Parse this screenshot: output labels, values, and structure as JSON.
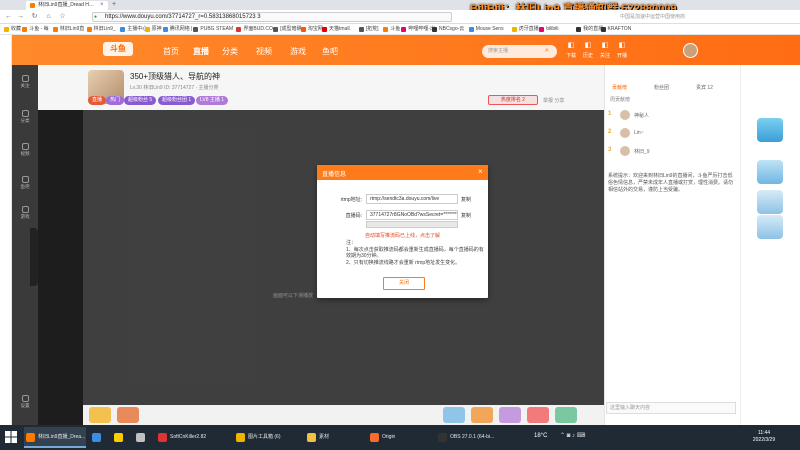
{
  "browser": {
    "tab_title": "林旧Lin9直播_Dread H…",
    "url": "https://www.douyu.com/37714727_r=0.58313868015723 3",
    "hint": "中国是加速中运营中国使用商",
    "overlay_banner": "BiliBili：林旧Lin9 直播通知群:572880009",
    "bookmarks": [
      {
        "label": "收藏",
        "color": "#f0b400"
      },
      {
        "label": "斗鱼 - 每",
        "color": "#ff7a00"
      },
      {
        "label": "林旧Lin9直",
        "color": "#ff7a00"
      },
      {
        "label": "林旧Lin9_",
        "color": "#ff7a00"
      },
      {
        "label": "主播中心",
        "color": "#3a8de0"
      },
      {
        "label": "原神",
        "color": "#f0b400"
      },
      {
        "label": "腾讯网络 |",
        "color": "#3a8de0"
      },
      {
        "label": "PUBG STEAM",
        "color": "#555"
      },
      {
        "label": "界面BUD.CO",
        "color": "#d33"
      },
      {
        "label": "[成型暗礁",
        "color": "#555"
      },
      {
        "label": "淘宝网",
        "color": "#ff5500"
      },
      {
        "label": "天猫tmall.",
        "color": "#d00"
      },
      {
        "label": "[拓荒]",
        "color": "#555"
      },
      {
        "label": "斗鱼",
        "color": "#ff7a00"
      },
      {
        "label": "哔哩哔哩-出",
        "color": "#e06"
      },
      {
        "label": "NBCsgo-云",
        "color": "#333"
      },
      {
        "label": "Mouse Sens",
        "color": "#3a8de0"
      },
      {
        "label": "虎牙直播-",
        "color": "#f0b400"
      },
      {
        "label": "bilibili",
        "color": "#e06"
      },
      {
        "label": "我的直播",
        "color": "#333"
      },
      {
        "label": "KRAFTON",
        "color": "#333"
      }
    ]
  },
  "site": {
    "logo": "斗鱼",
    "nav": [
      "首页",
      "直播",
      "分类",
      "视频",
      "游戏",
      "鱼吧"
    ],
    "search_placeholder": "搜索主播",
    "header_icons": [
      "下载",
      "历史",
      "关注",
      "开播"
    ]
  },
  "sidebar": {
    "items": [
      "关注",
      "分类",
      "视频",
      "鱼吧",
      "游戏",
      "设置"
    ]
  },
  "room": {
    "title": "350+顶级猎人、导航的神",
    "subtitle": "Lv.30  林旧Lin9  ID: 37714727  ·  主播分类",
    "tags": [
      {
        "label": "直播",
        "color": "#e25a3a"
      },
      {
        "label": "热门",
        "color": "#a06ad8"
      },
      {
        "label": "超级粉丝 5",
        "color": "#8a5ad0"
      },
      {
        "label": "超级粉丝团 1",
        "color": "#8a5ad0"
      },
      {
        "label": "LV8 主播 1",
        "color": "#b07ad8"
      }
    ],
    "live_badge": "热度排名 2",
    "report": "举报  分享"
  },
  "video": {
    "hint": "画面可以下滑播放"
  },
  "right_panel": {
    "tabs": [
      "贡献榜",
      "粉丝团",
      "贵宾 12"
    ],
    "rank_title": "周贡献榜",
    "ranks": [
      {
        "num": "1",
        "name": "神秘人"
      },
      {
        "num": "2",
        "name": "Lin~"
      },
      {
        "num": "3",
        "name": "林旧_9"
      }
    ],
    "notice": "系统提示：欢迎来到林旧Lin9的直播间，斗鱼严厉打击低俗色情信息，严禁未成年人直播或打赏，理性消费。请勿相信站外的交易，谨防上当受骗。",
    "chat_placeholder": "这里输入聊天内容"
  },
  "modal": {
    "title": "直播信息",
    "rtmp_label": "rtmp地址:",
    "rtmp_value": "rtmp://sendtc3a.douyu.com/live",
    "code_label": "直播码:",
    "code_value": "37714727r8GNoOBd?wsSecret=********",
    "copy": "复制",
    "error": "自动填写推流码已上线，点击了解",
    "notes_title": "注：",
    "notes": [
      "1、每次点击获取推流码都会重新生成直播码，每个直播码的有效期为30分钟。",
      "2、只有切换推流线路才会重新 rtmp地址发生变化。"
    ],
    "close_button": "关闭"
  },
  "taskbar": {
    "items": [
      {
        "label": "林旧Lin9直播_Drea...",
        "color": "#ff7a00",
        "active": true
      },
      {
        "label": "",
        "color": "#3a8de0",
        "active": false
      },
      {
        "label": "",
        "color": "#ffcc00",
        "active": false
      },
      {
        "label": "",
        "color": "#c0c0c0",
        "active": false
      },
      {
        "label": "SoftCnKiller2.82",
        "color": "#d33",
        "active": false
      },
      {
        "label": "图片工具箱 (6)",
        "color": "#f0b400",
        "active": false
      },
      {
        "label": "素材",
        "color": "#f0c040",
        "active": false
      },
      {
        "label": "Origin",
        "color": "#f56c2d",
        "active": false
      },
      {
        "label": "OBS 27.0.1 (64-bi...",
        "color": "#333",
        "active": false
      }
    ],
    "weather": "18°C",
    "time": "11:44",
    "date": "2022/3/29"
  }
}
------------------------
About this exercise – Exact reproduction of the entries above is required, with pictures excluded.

Result for this exercise –
Parse this screenshot: output labels, values, and structure as JSON.
{
  "browser": {
    "tab_title": "林旧Lin9直播_Dread H…",
    "url": "https://www.douyu.com/37714727_r=0.58313868015723 3",
    "hint": "中国是加速中运营中国使用商",
    "overlay_banner": "BiliBili：林旧Lin9 直播通知群:572880009",
    "bookmarks": [
      {
        "label": "收藏",
        "color": "#f0b400"
      },
      {
        "label": "斗鱼 - 每",
        "color": "#ff7a00"
      },
      {
        "label": "林旧Lin9直",
        "color": "#ff7a00"
      },
      {
        "label": "林旧Lin9_",
        "color": "#ff7a00"
      },
      {
        "label": "主播中心",
        "color": "#3a8de0"
      },
      {
        "label": "原神",
        "color": "#f0b400"
      },
      {
        "label": "腾讯网络 |",
        "color": "#3a8de0"
      },
      {
        "label": "PUBG STEAM",
        "color": "#555"
      },
      {
        "label": "界面BUD.CO",
        "color": "#d33"
      },
      {
        "label": "[成型暗礁",
        "color": "#555"
      },
      {
        "label": "淘宝网",
        "color": "#ff5500"
      },
      {
        "label": "天猫tmall.",
        "color": "#d00"
      },
      {
        "label": "[拓荒]",
        "color": "#555"
      },
      {
        "label": "斗鱼",
        "color": "#ff7a00"
      },
      {
        "label": "哔哩哔哩-出",
        "color": "#e06"
      },
      {
        "label": "NBCsgo-云",
        "color": "#333"
      },
      {
        "label": "Mouse Sens",
        "color": "#3a8de0"
      },
      {
        "label": "虎牙直播-",
        "color": "#f0b400"
      },
      {
        "label": "bilibili",
        "color": "#e06"
      },
      {
        "label": "我的直播",
        "color": "#333"
      },
      {
        "label": "KRAFTON",
        "color": "#333"
      }
    ]
  },
  "site": {
    "logo": "斗鱼",
    "nav": [
      "首页",
      "直播",
      "分类",
      "视频",
      "游戏",
      "鱼吧"
    ],
    "search_placeholder": "搜索主播",
    "header_icons": [
      "下载",
      "历史",
      "关注",
      "开播"
    ]
  },
  "sidebar": {
    "items": [
      "关注",
      "分类",
      "视频",
      "鱼吧",
      "游戏",
      "设置"
    ]
  },
  "room": {
    "title": "350+顶级猎人、导航的神",
    "subtitle": "Lv.30  林旧Lin9  ID: 37714727  ·  主播分类",
    "tags": [
      {
        "label": "直播",
        "color": "#e25a3a"
      },
      {
        "label": "热门",
        "color": "#a06ad8"
      },
      {
        "label": "超级粉丝 5",
        "color": "#8a5ad0"
      },
      {
        "label": "超级粉丝团 1",
        "color": "#8a5ad0"
      },
      {
        "label": "LV8 主播 1",
        "color": "#b07ad8"
      }
    ],
    "live_badge": "热度排名 2",
    "report": "举报  分享"
  },
  "video": {
    "hint": "画面可以下滑播放"
  },
  "right_panel": {
    "tabs": [
      "贡献榜",
      "粉丝团",
      "贵宾 12"
    ],
    "rank_title": "周贡献榜",
    "ranks": [
      {
        "num": "1",
        "name": "神秘人"
      },
      {
        "num": "2",
        "name": "Lin~"
      },
      {
        "num": "3",
        "name": "林旧_9"
      }
    ],
    "notice": "系统提示：欢迎来到林旧Lin9的直播间，斗鱼严厉打击低俗色情信息，严禁未成年人直播或打赏，理性消费。请勿相信站外的交易，谨防上当受骗。",
    "chat_placeholder": "这里输入聊天内容"
  },
  "modal": {
    "title": "直播信息",
    "rtmp_label": "rtmp地址:",
    "rtmp_value": "rtmp://sendtc3a.douyu.com/live",
    "code_label": "直播码:",
    "code_value": "37714727r8GNoOBd?wsSecret=********",
    "copy": "复制",
    "error": "自动填写推流码已上线，点击了解",
    "notes_title": "注：",
    "notes": [
      "1、每次点击获取推流码都会重新生成直播码，每个直播码的有效期为30分钟。",
      "2、只有切换推流线路才会重新 rtmp地址发生变化。"
    ],
    "close_button": "关闭"
  },
  "taskbar": {
    "items": [
      {
        "label": "林旧Lin9直播_Drea...",
        "color": "#ff7a00",
        "active": true
      },
      {
        "label": "",
        "color": "#3a8de0",
        "active": false
      },
      {
        "label": "",
        "color": "#ffcc00",
        "active": false
      },
      {
        "label": "",
        "color": "#c0c0c0",
        "active": false
      },
      {
        "label": "SoftCnKiller2.82",
        "color": "#d33",
        "active": false
      },
      {
        "label": "图片工具箱 (6)",
        "color": "#f0b400",
        "active": false
      },
      {
        "label": "素材",
        "color": "#f0c040",
        "active": false
      },
      {
        "label": "Origin",
        "color": "#f56c2d",
        "active": false
      },
      {
        "label": "OBS 27.0.1 (64-bi...",
        "color": "#333",
        "active": false
      }
    ],
    "weather": "18°C",
    "time": "11:44",
    "date": "2022/3/29"
  }
}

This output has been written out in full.